Foreign-born workers were more likely than their native-born counterparts to be employed in service occupations (22.5 versus 15.4 percent); these included food preparation and serving related occupations and building and grounds cleaning and maintenance occupations.
More than one in four of all native-born workers were employed in sales and office occupations; the proportion of foreign-born workers in these occupations was 17.9 percent.
Foreign-born workers were more likely than native-born workers to be employed in natural resources, construction, and maintenance occupations (16.5 versus 10.0 percent), and in production, transportation, and material moving occupations (16.7 versus 11.9 percent).
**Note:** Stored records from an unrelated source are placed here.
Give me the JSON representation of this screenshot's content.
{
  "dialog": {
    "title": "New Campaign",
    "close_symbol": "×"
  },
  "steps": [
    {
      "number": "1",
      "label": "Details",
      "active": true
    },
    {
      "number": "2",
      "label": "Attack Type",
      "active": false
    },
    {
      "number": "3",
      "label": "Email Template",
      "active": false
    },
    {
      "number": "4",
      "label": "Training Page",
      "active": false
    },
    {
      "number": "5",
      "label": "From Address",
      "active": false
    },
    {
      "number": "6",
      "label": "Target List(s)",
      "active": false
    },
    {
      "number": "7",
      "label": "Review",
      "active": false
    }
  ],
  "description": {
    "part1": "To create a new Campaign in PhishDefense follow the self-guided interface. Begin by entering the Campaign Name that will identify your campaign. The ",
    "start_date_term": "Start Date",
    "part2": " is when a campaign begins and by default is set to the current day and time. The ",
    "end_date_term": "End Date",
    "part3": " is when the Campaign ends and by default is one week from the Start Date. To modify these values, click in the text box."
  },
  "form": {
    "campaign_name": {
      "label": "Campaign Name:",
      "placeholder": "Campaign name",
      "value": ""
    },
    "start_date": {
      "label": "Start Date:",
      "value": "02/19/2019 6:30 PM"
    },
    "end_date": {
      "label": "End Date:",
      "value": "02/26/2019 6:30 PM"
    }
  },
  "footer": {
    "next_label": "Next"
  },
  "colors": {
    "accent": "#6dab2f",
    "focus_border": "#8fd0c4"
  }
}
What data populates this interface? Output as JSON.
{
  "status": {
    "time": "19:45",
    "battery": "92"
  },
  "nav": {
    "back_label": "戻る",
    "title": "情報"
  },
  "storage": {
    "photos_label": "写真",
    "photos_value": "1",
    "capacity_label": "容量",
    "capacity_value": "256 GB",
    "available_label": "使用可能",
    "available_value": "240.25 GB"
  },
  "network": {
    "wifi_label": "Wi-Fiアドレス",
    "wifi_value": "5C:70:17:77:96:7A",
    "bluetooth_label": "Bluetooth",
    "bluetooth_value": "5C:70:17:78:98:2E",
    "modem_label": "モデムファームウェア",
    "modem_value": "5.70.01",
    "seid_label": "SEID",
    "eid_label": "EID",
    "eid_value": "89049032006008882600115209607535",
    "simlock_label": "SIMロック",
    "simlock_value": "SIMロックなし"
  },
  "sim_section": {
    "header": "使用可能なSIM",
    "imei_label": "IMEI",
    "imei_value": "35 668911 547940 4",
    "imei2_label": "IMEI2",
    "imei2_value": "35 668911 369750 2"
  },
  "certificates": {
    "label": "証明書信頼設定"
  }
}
Bureau of Labor Statistics, U.S. Department of Labor, The Economics Daily, Foreign-born workers by occupation, 2006 on the Internet at http://www.bls.gov/opub/ted/2007/apr/wk5/art02.htm (visited May 28, 2016).
Recent editions of Spotlight on Statistics
Employment and Wages in Healthcare Occupations
Healthcare occupations are a significant percentage of U.S. employment. Some of the largest and highest paying occupations are in healthcare. This Spotlight examines employment and wages for healthcare occupations.
Fifty years of looking at changes in peoples lives
Longitudinal surveys help us understand long-term changes, such as how events that happened when a person was in high school affect labor market success as an adult.
- A look at pay at the top, the bottom, and in between
The Spotlight examines how earnings and wages have changed over time and how they differ within a geographic area, industry, or occupation.